Content starts

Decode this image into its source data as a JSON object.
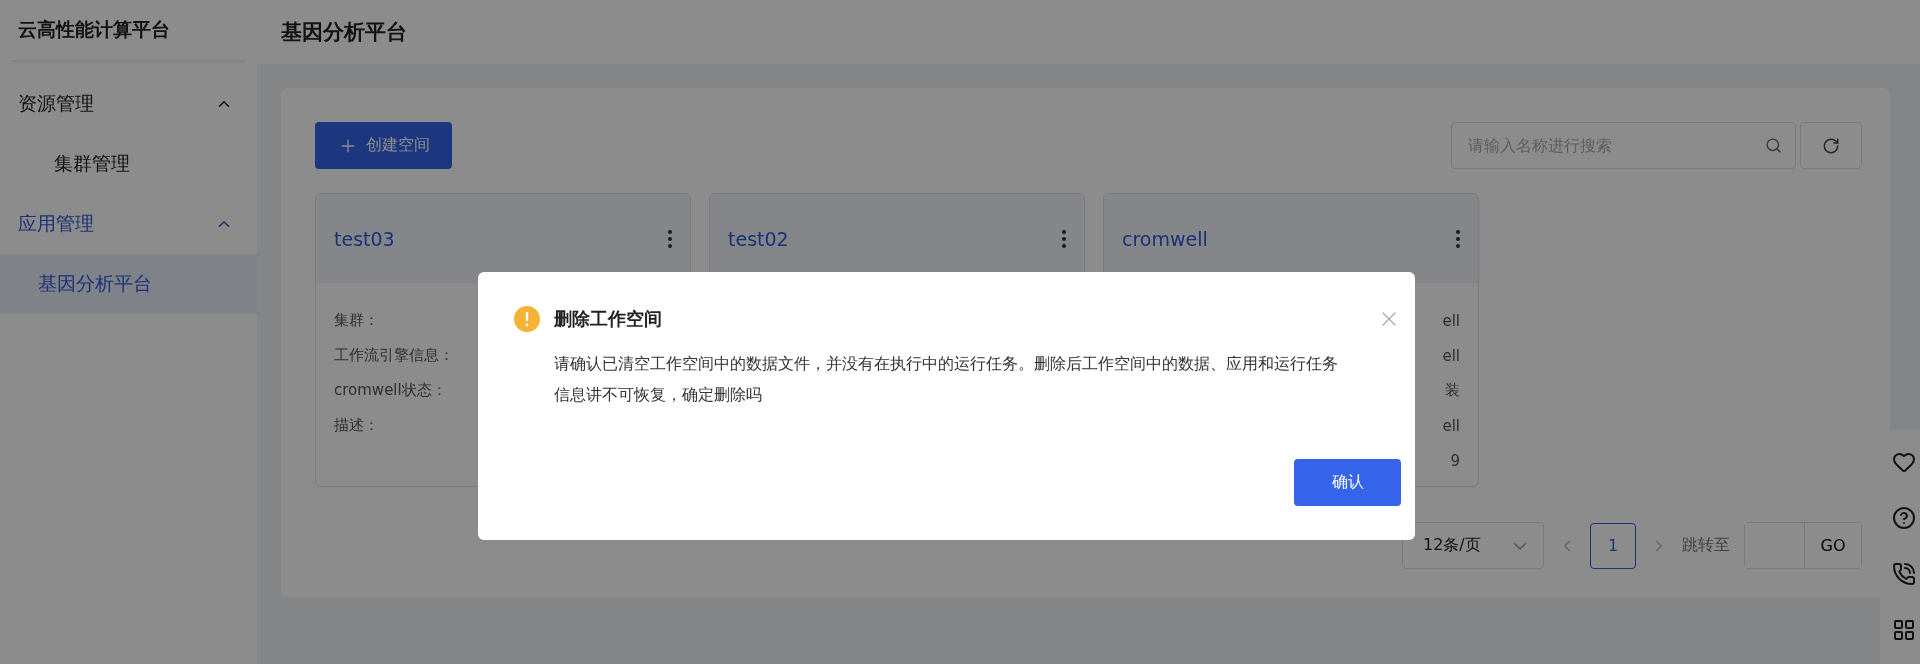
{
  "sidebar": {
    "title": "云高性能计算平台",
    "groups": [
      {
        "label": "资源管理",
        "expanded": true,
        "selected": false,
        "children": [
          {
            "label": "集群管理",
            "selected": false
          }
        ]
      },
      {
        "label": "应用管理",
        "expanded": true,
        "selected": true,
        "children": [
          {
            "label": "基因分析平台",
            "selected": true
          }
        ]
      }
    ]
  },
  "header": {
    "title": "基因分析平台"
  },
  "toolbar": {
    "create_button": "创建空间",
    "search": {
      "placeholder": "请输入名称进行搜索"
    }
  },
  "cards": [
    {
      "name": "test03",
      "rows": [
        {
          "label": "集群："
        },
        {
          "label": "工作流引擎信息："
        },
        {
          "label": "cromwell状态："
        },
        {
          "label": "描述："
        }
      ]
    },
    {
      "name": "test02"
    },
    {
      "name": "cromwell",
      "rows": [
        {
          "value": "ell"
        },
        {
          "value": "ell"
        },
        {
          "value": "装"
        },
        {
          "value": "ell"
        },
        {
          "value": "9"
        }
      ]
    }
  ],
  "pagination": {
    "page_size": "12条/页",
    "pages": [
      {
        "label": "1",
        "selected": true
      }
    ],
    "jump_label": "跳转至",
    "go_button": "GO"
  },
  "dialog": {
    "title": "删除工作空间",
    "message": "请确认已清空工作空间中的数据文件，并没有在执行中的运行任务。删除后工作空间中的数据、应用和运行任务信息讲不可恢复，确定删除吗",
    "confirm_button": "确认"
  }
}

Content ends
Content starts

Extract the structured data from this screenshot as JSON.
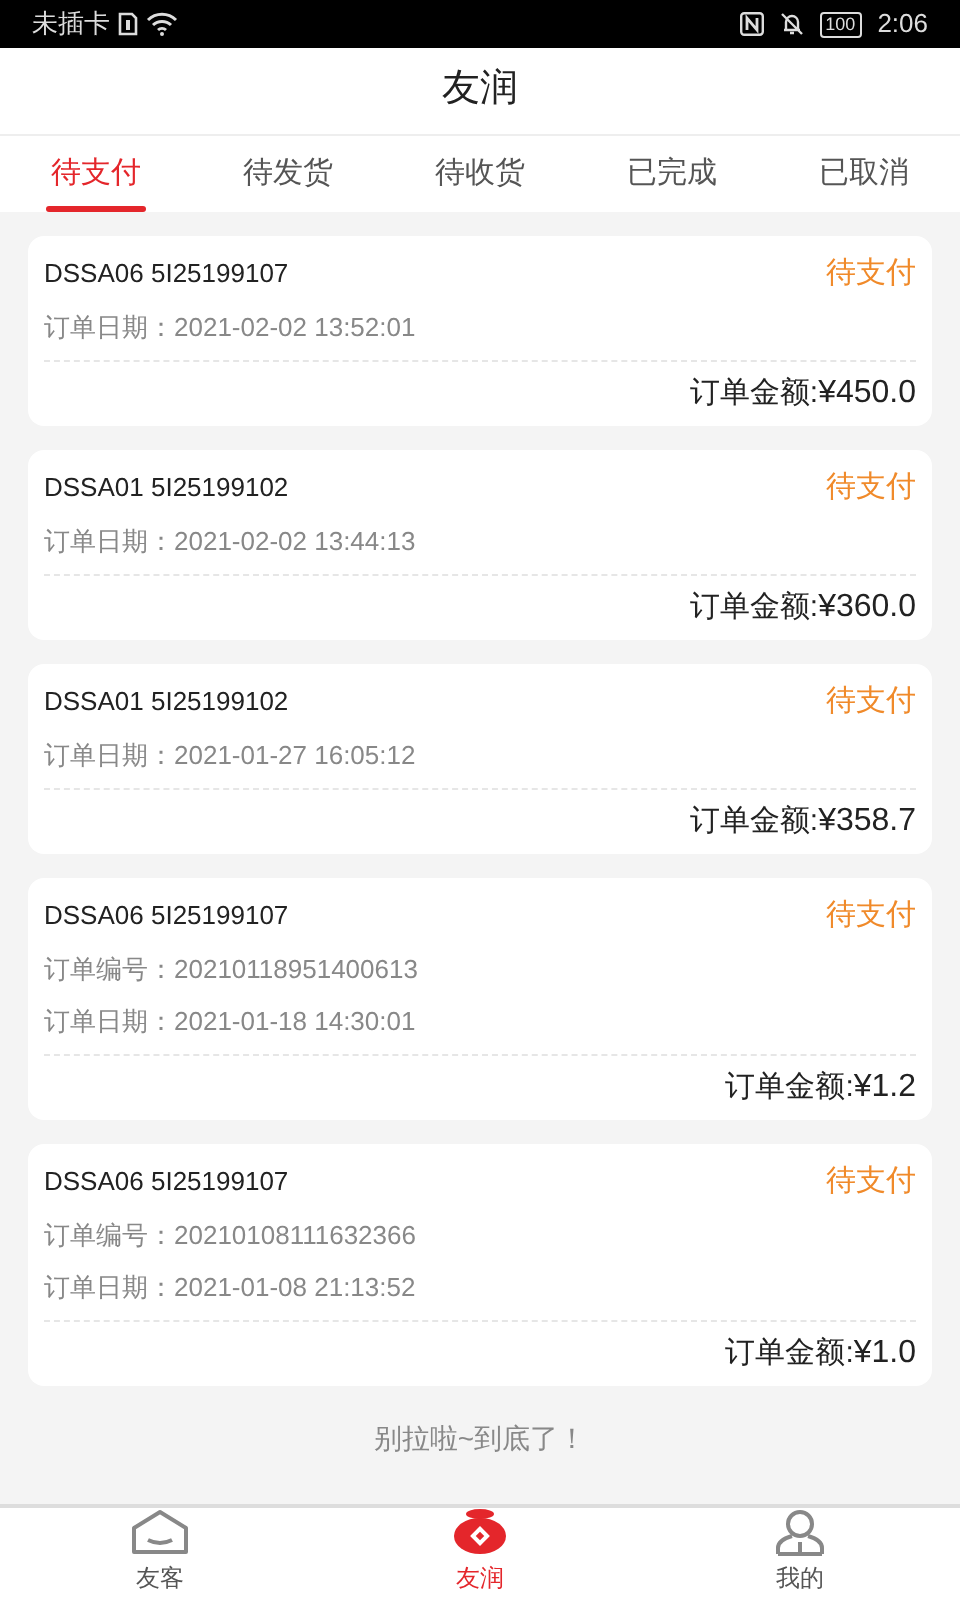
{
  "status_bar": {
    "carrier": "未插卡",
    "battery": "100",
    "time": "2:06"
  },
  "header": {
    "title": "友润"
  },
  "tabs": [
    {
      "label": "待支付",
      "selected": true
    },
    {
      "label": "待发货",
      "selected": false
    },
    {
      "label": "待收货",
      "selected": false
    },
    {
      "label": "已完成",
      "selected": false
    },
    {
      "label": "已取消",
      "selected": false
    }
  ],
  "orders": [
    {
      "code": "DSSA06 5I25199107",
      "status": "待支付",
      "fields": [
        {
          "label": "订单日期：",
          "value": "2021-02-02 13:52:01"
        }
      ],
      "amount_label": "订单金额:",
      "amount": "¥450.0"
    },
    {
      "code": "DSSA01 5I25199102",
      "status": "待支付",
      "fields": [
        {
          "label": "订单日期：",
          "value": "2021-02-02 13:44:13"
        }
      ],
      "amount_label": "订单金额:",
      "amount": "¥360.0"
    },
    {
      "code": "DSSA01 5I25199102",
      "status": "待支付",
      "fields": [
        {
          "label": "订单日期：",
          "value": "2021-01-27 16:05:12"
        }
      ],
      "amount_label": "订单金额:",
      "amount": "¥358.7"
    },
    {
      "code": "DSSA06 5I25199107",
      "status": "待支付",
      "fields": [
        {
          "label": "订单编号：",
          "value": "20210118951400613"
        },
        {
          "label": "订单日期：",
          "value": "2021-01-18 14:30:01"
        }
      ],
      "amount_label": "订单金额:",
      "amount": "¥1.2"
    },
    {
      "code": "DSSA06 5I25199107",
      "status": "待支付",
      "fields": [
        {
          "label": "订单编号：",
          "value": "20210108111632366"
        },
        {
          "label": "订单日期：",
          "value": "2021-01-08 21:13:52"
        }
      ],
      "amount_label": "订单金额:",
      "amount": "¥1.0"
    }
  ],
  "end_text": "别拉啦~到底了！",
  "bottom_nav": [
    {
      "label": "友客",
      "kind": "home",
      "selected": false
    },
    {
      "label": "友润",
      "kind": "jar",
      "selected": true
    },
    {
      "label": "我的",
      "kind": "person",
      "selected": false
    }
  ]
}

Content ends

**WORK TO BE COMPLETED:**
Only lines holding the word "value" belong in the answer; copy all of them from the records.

**RESPONSE TO THIS EXERCISE:**
          "value": "ell"
          "value": "ell"
          "value": "装"
          "value": "ell"
          "value": "9"
          "value": "2021-02-02 13:52:01"
          "value": "2021-02-02 13:44:13"
          "value": "2021-01-27 16:05:12"
          "value": "20210118951400613"
          "value": "2021-01-18 14:30:01"
          "value": "20210108111632366"
          "value": "2021-01-08 21:13:52"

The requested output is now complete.